Muhammad Ali, whose death has been mourned around the world. fought three times in Britain, twice against Henry Cooper and once against Blackpool’s own Brian London.
The world heavyweight title was at stake when London met Ali in Earls Court in August 1966, in a country basking in England’s World Cup glory on the football field just a few days earlier.
The fight took place in high summer but the build-up began many months earlier, with London, the former British champion, talking up his own chances.
Negotiations had started early but the stumbling block was trying to sell the fight to the Americans, who thought it would be of limited TV interest, with London such a massive underdog. Certainly, London was talking himself up as early as January.
Regarding the apparent prevarications by the Ali camp, London said of the champion: “I reckon he’s scared, but it’s all the same to me if he doesn’t want to run the risk of losing his title. I’ve made a fortune in this game and I’ve got contracts for two further fights, which will make me another fortune.”
Ali is now universally recognised as the most popular sportsman of all time, but 50 years ago he was seen by many as the villain of the piece and was not popular with the British public who were ultimately to adore him.
London went as far as to say: “Clay (Ali) is a hated champion and the sooner he gets beaten the better. I would fight him anywhere.”
And so it was that eventually the fight was made.
In the days leading up to the clash in the capital, London, the former British and Empire champion heavyweight, was making the right noises.
As he left Blackpool for the capital, London, who had failed against Floyd Patterson in a previous bid to win the richest prize in sport, remarked: “I’ll be doing my very best to ensure that I’m world champion when I catch the next train back. I will be going in there having a real go.”
He was even given a ‘lucky’ charm by the Mayor of Blackpool, Coun Robert Brierley, in the shape of a horseshoe.
Cynics might say that London needed a particularly heavy horseshoe smuggled into his glove to have an earthly against Ali.
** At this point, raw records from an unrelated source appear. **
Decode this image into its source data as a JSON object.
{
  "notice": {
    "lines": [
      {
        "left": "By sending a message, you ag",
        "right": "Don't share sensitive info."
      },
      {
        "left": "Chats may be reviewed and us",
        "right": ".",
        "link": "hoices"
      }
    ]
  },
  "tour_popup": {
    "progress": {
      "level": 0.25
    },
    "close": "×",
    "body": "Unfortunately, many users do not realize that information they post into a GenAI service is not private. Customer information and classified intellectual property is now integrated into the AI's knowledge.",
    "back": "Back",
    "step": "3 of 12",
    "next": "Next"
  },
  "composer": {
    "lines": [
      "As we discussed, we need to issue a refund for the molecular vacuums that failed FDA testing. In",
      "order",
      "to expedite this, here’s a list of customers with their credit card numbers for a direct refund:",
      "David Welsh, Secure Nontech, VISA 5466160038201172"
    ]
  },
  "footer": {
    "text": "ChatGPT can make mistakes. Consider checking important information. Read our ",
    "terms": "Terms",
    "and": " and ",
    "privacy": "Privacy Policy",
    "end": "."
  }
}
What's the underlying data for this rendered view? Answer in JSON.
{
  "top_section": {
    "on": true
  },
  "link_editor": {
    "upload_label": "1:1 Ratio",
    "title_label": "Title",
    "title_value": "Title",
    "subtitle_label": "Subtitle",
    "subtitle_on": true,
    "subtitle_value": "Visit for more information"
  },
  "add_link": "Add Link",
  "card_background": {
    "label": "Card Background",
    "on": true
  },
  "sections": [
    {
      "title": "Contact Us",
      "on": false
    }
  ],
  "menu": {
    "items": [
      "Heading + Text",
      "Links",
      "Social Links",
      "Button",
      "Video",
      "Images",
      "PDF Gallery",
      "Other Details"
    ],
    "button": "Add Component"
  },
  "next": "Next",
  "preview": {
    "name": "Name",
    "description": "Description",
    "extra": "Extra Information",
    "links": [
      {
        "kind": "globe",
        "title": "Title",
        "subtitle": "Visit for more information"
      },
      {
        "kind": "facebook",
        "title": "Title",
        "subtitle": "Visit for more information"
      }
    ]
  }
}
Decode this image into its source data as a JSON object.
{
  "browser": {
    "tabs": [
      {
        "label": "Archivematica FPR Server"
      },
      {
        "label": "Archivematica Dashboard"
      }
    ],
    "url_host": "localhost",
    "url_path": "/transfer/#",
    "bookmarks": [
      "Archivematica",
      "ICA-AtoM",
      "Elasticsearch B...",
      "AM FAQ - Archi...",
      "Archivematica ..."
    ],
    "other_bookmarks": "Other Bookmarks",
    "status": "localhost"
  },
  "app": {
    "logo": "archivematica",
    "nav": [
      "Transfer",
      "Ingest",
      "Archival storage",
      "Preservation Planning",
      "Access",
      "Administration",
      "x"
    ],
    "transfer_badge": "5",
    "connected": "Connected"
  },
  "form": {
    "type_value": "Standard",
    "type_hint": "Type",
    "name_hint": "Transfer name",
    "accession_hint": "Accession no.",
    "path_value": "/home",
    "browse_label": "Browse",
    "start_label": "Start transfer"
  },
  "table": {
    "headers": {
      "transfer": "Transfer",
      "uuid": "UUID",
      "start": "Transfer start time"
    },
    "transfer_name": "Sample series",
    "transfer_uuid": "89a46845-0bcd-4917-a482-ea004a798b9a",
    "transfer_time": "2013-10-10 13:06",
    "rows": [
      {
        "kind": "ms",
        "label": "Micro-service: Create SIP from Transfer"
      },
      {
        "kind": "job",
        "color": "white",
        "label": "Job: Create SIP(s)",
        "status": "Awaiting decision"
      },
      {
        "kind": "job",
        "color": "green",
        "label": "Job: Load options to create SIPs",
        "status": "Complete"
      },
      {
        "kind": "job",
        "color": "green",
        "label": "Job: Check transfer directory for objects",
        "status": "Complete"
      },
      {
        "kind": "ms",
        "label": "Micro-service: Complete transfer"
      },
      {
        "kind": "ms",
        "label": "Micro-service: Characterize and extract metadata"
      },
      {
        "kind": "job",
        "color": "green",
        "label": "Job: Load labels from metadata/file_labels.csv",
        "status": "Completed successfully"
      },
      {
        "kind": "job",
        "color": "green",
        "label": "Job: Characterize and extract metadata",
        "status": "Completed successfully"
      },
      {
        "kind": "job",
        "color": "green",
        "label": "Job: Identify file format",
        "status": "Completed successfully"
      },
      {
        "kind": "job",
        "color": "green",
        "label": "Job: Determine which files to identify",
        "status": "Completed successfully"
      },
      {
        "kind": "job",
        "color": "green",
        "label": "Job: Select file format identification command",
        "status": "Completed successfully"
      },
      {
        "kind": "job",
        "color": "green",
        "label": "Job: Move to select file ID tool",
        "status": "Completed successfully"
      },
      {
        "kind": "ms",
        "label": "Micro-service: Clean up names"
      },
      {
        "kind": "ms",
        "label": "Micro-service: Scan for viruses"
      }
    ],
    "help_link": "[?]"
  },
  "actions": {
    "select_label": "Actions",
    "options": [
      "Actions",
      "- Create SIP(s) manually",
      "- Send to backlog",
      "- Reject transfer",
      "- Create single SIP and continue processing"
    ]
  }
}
Sadly the fight was to be a non-event for London, who was never allowed to get into the contest on account of Ali’s hand-speed and all-round boxing ability.
As The Gazette report of the time said of London’s performance: “It wasn’t so much that he was beaten that made us sad.
“It was the fact that he failed to land a single telling punch on the champion; that he went out under a hail of of lightning, but not ultra-destructive punches in the third, without the consolation of a retaliatory blow.” Looking back at the black and white TV footage of the fight, many would argue with the description of Ali’s punch-power as “not ultra-destructive”!
The Gazette report continued: “His (London’s) ambition to have a go never got off the ground. He failed to carry the fight to Clay.
“He seemed tense, nervous and sluggish by comparison with the flitting, firefly champion.”
London himself could only concede that he had been thoroughly outclassed.
“He was just too good for me,” admitted London, who was eight years Ali’s senior at 32.
“He’s like greased lightning – the best I have ever fought.”
And London fought some pretty good ones: Patterson, Cooper, Joe Bugner, Jerry Quarry, Eddie Machen, Joe Erskine, Ingemar Johansen and Johnny Prescott.
London scored notable wins in his lengthy career, including those against Willie Pastrano, Billy Walker, Zora Folley and Roger Rischer.
Promoter Jack Solomons was down in the dumps after the Earls Court fight, claiming he had lost a lot of money, though 10,000 did turn up to watch.
For London, there was the consolation of a purse of £40,000, which equates to in excess of £650,000 by today’s values.